The DoE has been robust in its funding of quantum computing in the last few years. From all-encompassing programs like Q-Next pushing $115 million into the area over five years and segmented funding for application and domain areas in quantum (broadly called Quantum Information Science or QIS by the DoE), the department is clearly setting a course for future systems, even if the realization of that funding could be a decade (or more) away and even then still might not displace traditional supercomputers.
In 2019, the DoE awarded over $60 million for quantum computing in communications, in January, 2020 they announced $625 million for new quantum computing centers. In March of this year, $30 million for QIS in key application areas. This is in addition to the $115 million Q-Next program located at Argonne National Lab. All of this, along with the $73 million announced today, doesn’t include DoE money that moves along with that of the NSF and other agencies and programs. So perhaps it’s already over a billion.
This week, the DoE announced the $73m to fund new thinking and “experimental and theoretical efforts to advance understanding of quantum phenomena in systems that could be used for quantum information science (QIS) and the use of quantum computing in chemical and materials sciences research.” This influx of investment will span 29 projects over three years ranging from novel materials, cryogenic systems, and algorithms, among other areas.
With only a few application-focused awardees, the bulk of the funding appears to support quantum hardware efforts. This includes projects focused on qubit creation (materials, stability enhancements, entirely new qubit types), fault tolerance, and error correction. A few of the efforts will be focused on quantum simulation on traditional systems.
The awards span a wide range of universities and national labs. Berkeley National Lab has two awards, with one group focused on superconducting structures for scalable quantum systems and another team developing f-element qubits with controllable coherence and entanglement. Argonne National Lab also has two groups, one focused on matters of entanglement and another focused “quantum spin coherences in photosynthetic proteins.”
Other noteworthy programs under the funding include work on applications, including quantum chemistry (Emory University) and molecular dynamics/materials science (University of Southern California). There are also a couple of awarded teams that will focus on specific programming-related challenges ahead.
Projects were chosen based on peer review under the DOE Funding Opportunity Announcement, “Materials and Chemical Sciences Research for Quantum Information Science,” under DOE’s Office of Science, Basic Energy Sciences (BES). The DOE’s Office of Science efforts in QIS are informed by community input and target mission-focused applications including quantum computing, quantum simulation, quantum communication, and quantum sensing.
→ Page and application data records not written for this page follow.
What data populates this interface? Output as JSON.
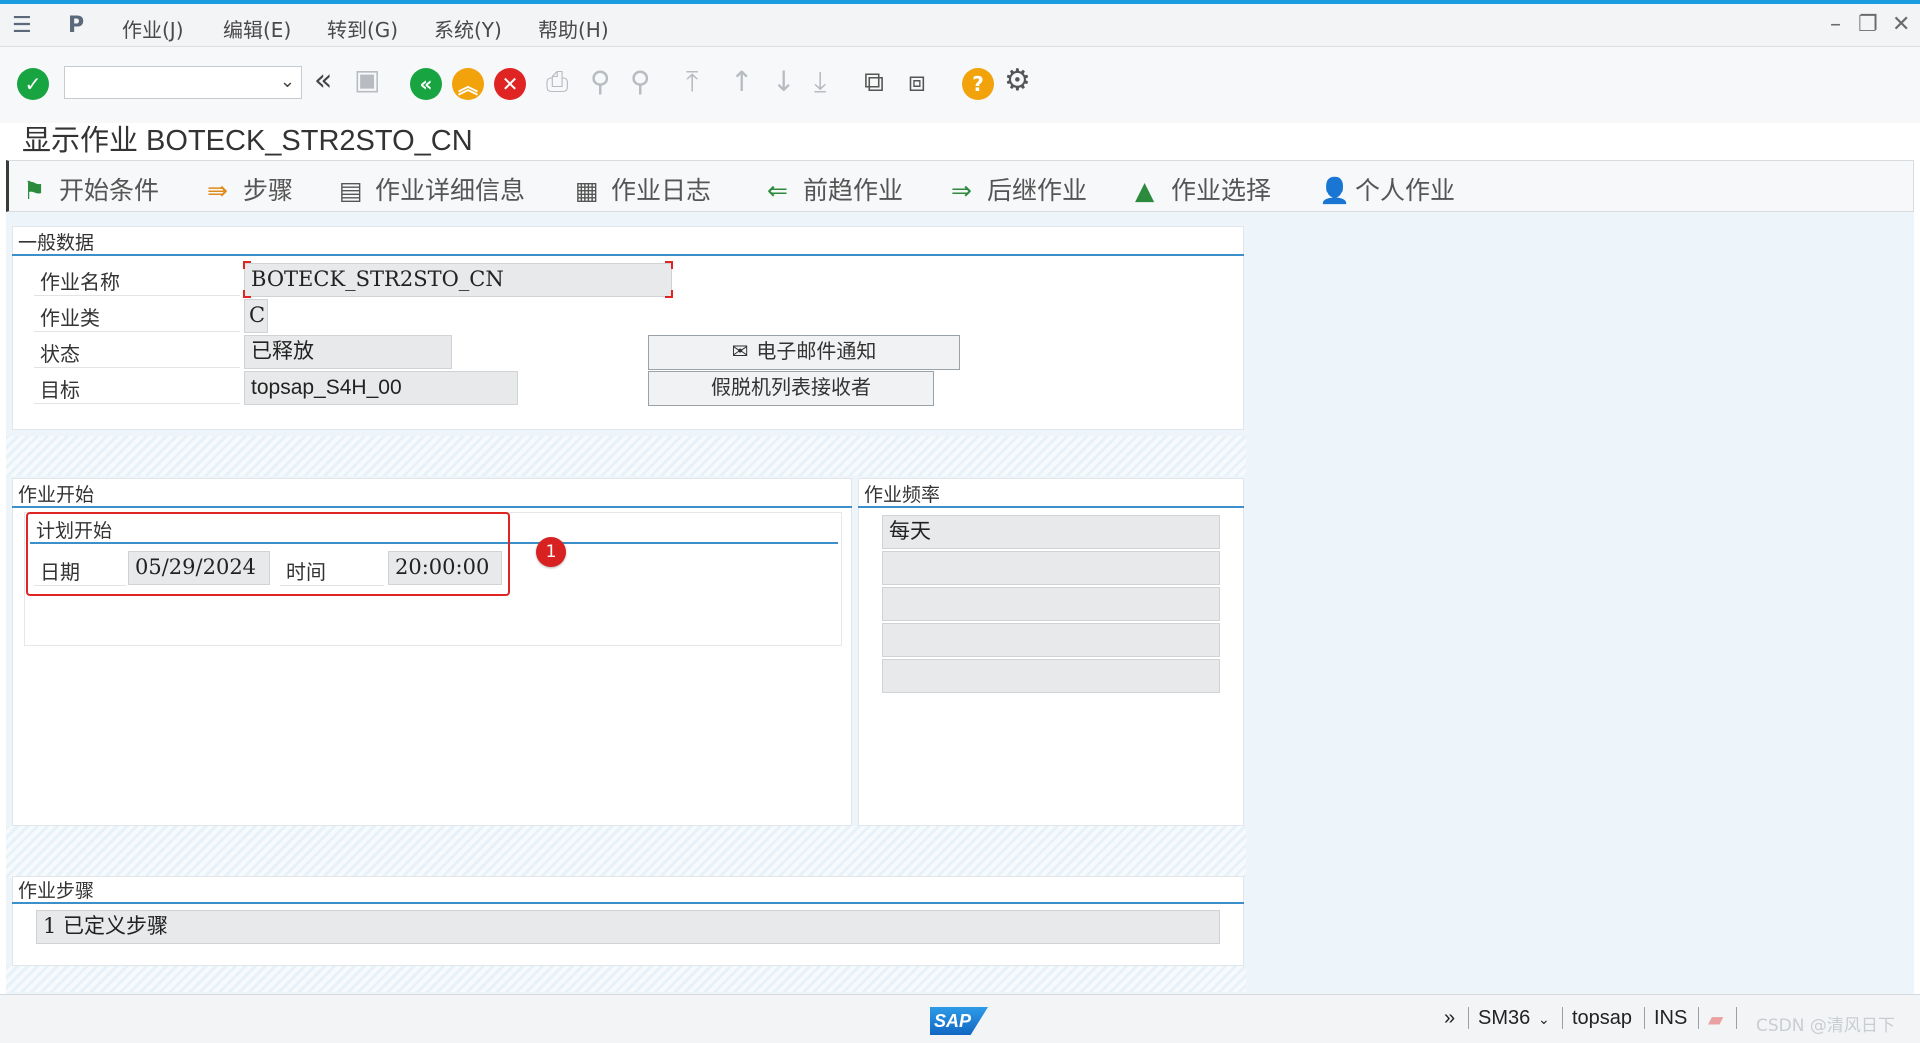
{
  "menubar": {
    "items": [
      "作业(J)",
      "编辑(E)",
      "转到(G)",
      "系统(Y)",
      "帮助(H)"
    ]
  },
  "toolbar": {
    "command_value": "",
    "icons": [
      "enter-icon",
      "back-icon",
      "exit-icon",
      "cancel-icon",
      "save-icon",
      "print-icon",
      "find-icon",
      "find-next-icon",
      "first-page-icon",
      "prev-page-icon",
      "next-page-icon",
      "last-page-icon",
      "new-session-icon",
      "shortcut-icon",
      "help-icon",
      "settings-icon"
    ]
  },
  "page": {
    "title": "显示作业 BOTECK_STR2STO_CN"
  },
  "apptoolbar": {
    "start_condition": "开始条件",
    "steps": "步骤",
    "job_details": "作业详细信息",
    "job_log": "作业日志",
    "predecessor": "前趋作业",
    "successor": "后继作业",
    "job_selection": "作业选择",
    "own_jobs": "个人作业"
  },
  "general": {
    "title": "一般数据",
    "job_name_label": "作业名称",
    "job_name": "BOTECK_STR2STO_CN",
    "job_class_label": "作业类",
    "job_class": "C",
    "status_label": "状态",
    "status": "已释放",
    "target_label": "目标",
    "target": "topsap_S4H_00",
    "email_button": "电子邮件通知",
    "spool_button": "假脱机列表接收者"
  },
  "job_start": {
    "title": "作业开始",
    "planned_title": "计划开始",
    "date_label": "日期",
    "date": "05/29/2024",
    "time_label": "时间",
    "time": "20:00:00",
    "badge": "1"
  },
  "frequency": {
    "title": "作业频率",
    "values": [
      "每天",
      "",
      "",
      "",
      ""
    ]
  },
  "steps": {
    "title": "作业步骤",
    "value": "1  已定义步骤"
  },
  "statusbar": {
    "logo": "SAP",
    "chevron": "»",
    "transaction": "SM36",
    "user": "topsap",
    "mode": "INS",
    "watermark": "CSDN @清风日下"
  },
  "colors": {
    "accent": "#1a9be0",
    "green": "#19a442",
    "orange": "#f2a20a",
    "red": "#e02424"
  }
}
DOE’s Office of Science supports five National QIS Research Centers and a diverse portfolio of research projects that includes recent awards to advance QIS in areas related to nuclear physics and fusion energy sciences.
“Quantum science represents the next technological revolution and frontier in the Information Age, and America stands at the forefront,” said Secretary of Energy Jennifer M. Granholm.“At DOE, we’re investing in the fundamental research, led by universities and our National Labs, that will enhance our resiliency in the face of growing cyber threats and climate disasters, paving the path to a cleaner, more secure future.”